As both an elementary and secondary school student, I was often embarrassed by my social class. The daughter of a single mother, I was raised in a small cottage in an upper-middle-class neighborhood. Often times, when I stepped off of the school bus, my peers would ask me about my “shack.” The myth of meritocracy is engrained within Americans from childhood, but I have come to recognize that my hard work and my ensuing success were greatly aided by my privilege. Among these many privileges was access to a high-quality education; growing up in an affluent neighborhood meant that I attended some of the best public schools that New York had to offer. As a teacher in a Title I school district, the poverty that many of my students endure was something that I could relate to; though my students are not afforded many of the privileges that I receive as a white woman. I am continually learning how to meld and use my experiences and privilege to provide my students with an equitable education and to create space for and amplify the voices of those who are oppressed.
What advice do you have for teachers of color/of the Global Majority OR teachers who teach children of color during these deeply challenging times?
In order to be successful educators, we must continually assume the role of a student, especially those of us who are white. Like many white Americans, as a child, I was taught to be “color-blind.” I have since learned that color-blindness “…starts and ends at ‘discriminating against a person because of the colour of their skin is bad’ without any accounting for the ways in which structural power manifests in these exchanges” (Eddo-Lodge, 2015). It is therefore essential for white teachers to recognize their biases (implicit and explicit), as well as their race, the race of their students, and to teach their students to see race. It is only then that the system can be dismantled. Along the same line, white educators must also acknowledge the systemic injustices that their students of the Global Majority may face. It is therefore vital that educators continually educate themselves and their students with texts and resources from people of various races, sexes, cultures, and viewpoints.
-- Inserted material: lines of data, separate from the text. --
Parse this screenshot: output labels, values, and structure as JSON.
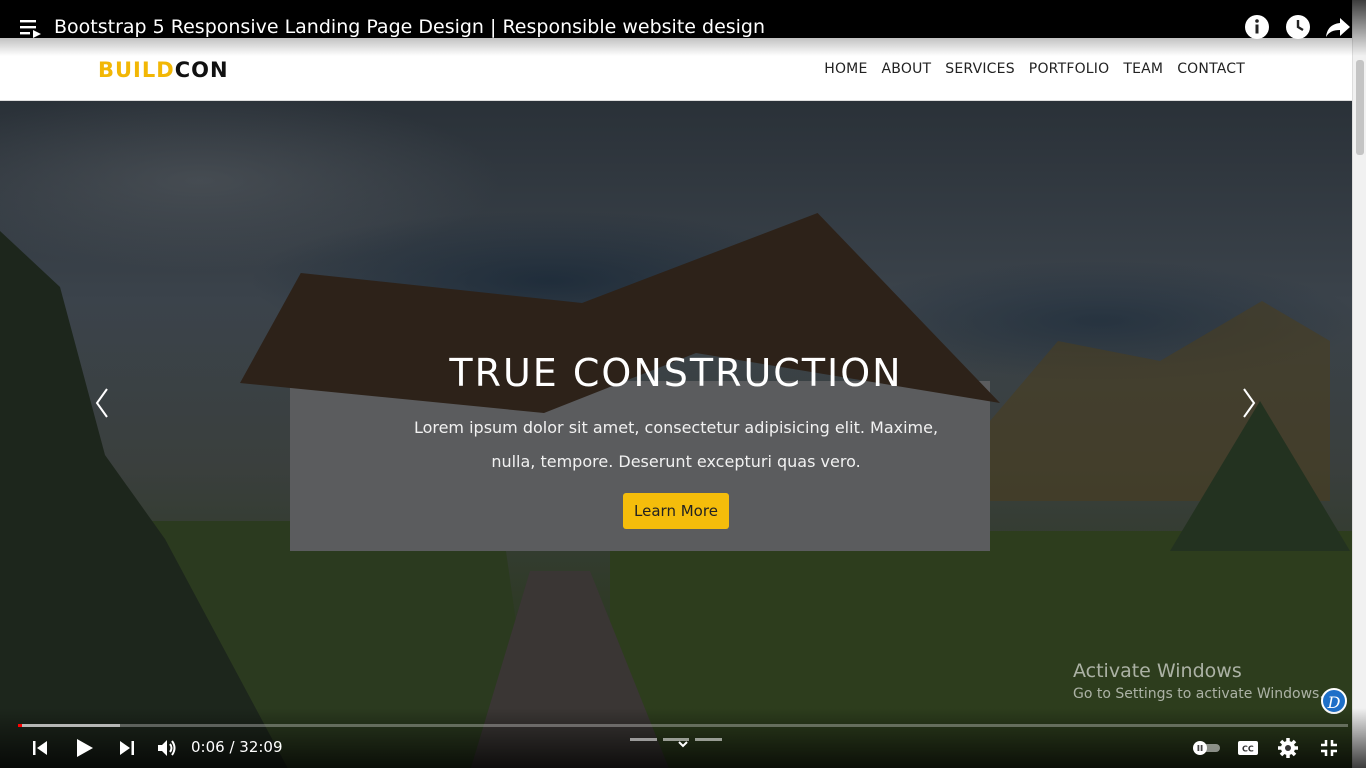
{
  "video": {
    "title": "Bootstrap 5 Responsive Landing Page Design | Responsible website design",
    "current_time": "0:06",
    "duration": "32:09",
    "time_display": "0:06 / 32:09",
    "progress_fraction": 0.0031,
    "buffered_fraction": 0.077
  },
  "site": {
    "brand_part1": "BUILD",
    "brand_part2": "CON",
    "nav": [
      "HOME",
      "ABOUT",
      "SERVICES",
      "PORTFOLIO",
      "TEAM",
      "CONTACT"
    ],
    "hero_title": "TRUE CONSTRUCTION",
    "hero_text": "Lorem ipsum dolor sit amet, consectetur adipisicing elit. Maxime, nulla, tempore. Deserunt excepturi quas vero.",
    "hero_button": "Learn More"
  },
  "watermark": {
    "line1": "Activate Windows",
    "line2": "Go to Settings to activate Windows."
  },
  "extension_badge": "D",
  "colors": {
    "brand_accent": "#f2b705",
    "button": "#f5bd0b",
    "progress": "#ff0000"
  },
  "icons": {
    "top": [
      "playlist-icon",
      "info-icon",
      "watch-later-icon",
      "share-icon"
    ],
    "bottom": [
      "previous-icon",
      "play-icon",
      "next-icon",
      "volume-icon",
      "autoplay-toggle-icon",
      "captions-icon",
      "settings-icon",
      "exit-fullscreen-icon"
    ]
  }
}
How could our Schools of Education better prepare teachers to work respectfully and effectively with students and families from various racial, cultural and religious backgrounds, as well as different social classes, sexual orientations, genders, abilities, etc.?
I believe that exposure is key. Schools of Education should hire professors with a range of experience in the myriad of education systems that exist across our country. Schools should also ensure that their staff is inclusive of different races, cultures, and religious beliefs, etc. Between both my undergraduate and my graduate experience, I had only three professors who were of the Global Majority. Just as elementary and secondary students, it is essential that post-secondary students are exposed to diverse perspectives. Similarly, Schools of Education should require their pre-service teachers to complete field experience and service-learning with students and families from various backgrounds. Schools may also better prepare teachers by building in time within courses for teachers to reflect on their own beliefs, biases, experiences, and growth. When I look back at some of my work from the beginning of my graduate program, I am astonished by how much my viewpoints have changed. Courses that I took that focused on social justice, culturally responsive teaching, as well as race, class, and gender in education all helped to shape my teaching practices.